Content starts

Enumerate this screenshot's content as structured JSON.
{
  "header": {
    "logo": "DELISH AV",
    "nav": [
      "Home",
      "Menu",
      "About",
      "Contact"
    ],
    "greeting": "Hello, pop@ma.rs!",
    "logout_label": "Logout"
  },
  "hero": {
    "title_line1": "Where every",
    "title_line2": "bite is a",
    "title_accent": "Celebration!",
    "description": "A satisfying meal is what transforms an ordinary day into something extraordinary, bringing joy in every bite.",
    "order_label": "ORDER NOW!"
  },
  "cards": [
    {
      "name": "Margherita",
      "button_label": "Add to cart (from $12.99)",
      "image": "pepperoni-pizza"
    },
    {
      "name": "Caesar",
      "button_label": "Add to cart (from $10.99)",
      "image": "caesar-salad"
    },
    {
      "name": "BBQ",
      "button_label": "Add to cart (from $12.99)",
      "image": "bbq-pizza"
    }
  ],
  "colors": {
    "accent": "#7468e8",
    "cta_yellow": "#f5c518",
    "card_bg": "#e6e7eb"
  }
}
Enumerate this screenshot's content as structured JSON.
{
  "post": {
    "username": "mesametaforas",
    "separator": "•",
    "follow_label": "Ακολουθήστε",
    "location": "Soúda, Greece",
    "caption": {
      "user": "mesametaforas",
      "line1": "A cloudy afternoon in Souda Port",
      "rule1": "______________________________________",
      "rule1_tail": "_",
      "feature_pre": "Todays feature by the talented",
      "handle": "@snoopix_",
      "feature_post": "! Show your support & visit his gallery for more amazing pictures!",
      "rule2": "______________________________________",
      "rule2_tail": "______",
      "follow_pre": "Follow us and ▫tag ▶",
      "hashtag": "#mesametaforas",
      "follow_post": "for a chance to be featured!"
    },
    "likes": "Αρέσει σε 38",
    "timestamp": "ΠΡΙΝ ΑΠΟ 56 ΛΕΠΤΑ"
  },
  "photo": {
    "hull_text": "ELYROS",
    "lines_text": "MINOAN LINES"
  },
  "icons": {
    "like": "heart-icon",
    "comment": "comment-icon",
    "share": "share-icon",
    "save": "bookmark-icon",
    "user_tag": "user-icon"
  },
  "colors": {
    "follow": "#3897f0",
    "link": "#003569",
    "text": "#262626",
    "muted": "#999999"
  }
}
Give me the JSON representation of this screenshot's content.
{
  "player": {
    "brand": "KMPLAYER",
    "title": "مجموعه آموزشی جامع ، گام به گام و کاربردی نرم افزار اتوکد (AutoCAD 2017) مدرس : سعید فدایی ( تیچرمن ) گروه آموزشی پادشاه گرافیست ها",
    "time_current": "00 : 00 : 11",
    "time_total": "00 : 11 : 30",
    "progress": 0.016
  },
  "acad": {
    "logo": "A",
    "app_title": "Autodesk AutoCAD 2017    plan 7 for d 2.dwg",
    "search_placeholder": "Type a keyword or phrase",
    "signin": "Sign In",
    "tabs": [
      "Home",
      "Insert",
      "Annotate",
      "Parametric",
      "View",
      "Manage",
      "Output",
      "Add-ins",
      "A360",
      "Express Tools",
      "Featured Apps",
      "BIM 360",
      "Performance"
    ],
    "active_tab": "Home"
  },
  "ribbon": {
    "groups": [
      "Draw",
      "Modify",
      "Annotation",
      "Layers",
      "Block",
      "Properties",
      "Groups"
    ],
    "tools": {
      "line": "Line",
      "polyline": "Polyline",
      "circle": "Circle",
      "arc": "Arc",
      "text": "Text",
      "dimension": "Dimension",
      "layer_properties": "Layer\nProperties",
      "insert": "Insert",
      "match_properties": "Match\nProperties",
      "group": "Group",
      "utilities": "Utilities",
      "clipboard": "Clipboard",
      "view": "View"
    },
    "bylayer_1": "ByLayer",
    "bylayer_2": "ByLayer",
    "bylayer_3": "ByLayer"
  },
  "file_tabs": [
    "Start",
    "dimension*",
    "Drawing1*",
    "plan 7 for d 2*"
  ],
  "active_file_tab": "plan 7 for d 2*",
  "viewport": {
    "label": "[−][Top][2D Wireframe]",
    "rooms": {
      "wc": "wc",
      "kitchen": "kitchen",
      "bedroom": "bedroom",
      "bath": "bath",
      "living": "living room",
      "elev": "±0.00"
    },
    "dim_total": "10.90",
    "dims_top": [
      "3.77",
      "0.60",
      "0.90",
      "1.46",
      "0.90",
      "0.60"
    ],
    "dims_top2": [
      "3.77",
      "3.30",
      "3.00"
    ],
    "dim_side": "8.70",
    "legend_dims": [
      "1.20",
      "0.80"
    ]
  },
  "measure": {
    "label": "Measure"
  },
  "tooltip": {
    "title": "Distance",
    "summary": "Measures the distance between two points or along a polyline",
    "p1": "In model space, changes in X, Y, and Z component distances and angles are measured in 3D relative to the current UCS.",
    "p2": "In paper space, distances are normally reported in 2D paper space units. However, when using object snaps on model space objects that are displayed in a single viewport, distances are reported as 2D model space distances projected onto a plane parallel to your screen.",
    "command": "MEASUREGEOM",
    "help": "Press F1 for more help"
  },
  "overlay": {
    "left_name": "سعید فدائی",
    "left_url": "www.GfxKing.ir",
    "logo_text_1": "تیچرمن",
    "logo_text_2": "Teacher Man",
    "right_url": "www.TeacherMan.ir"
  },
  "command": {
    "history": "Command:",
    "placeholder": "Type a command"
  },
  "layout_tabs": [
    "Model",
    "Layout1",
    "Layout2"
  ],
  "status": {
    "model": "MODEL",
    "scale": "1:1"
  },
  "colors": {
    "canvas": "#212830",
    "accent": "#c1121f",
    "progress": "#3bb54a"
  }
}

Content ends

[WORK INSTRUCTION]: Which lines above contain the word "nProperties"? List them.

[PROBLEM SOLUTION]:
      "layer_properties": "Layer\nProperties",
      "match_properties": "Match\nProperties",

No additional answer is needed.